- _Task goal_:
Output the data as it stands. Each line must match exactly.

==*==

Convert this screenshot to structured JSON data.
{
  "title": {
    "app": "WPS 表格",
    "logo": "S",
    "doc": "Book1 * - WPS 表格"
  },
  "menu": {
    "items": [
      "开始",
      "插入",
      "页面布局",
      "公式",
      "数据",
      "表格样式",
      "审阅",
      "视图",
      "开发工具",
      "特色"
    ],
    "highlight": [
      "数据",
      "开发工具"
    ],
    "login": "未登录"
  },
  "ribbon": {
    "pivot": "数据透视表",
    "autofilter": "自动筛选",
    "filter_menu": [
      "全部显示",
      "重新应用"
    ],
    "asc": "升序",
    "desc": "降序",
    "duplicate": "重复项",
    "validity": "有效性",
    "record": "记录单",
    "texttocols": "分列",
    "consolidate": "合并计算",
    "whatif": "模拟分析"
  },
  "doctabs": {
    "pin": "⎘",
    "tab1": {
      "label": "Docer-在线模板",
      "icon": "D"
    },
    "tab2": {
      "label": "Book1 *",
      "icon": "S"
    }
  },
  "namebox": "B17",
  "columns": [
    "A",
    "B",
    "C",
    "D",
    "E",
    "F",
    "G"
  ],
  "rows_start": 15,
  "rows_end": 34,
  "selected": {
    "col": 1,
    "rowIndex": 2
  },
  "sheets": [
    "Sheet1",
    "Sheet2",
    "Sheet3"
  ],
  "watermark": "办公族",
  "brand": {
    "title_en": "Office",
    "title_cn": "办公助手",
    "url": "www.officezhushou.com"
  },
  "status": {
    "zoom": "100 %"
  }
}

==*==

- _Written solution_:
Convert this screenshot to structured JSON data.
{
  "title": {
    "app": "WPS 表格",
    "logo": "S",
    "doc": "Book1 * - WPS 表格"
  },
  "menu": {
    "items": [
      "开始",
      "插入",
      "页面布局",
      "公式",
      "数据",
      "表格样式",
      "审阅",
      "视图",
      "开发工具",
      "特色"
    ],
    "highlight": [
      "数据",
      "开发工具"
    ],
    "login": "未登录"
  },
  "ribbon": {
    "pivot": "数据透视表",
    "autofilter": "自动筛选",
    "filter_menu": [
      "全部显示",
      "重新应用"
    ],
    "asc": "升序",
    "desc": "降序",
    "duplicate": "重复项",
    "validity": "有效性",
    "record": "记录单",
    "texttocols": "分列",
    "consolidate": "合并计算",
    "whatif": "模拟分析"
  },
  "doctabs": {
    "pin": "⎘",
    "tab1": {
      "label": "Docer-在线模板",
      "icon": "D"
    },
    "tab2": {
      "label": "Book1 *",
      "icon": "S"
    }
  },
  "namebox": "B17",
  "columns": [
    "A",
    "B",
    "C",
    "D",
    "E",
    "F",
    "G"
  ],
  "rows_start": 15,
  "rows_end": 34,
  "selected": {
    "col": 1,
    "rowIndex": 2
  },
  "sheets": [
    "Sheet1",
    "Sheet2",
    "Sheet3"
  ],
  "watermark": "办公族",
  "brand": {
    "title_en": "Office",
    "title_cn": "办公助手",
    "url": "www.officezhushou.com"
  },
  "status": {
    "zoom": "100 %"
  }
}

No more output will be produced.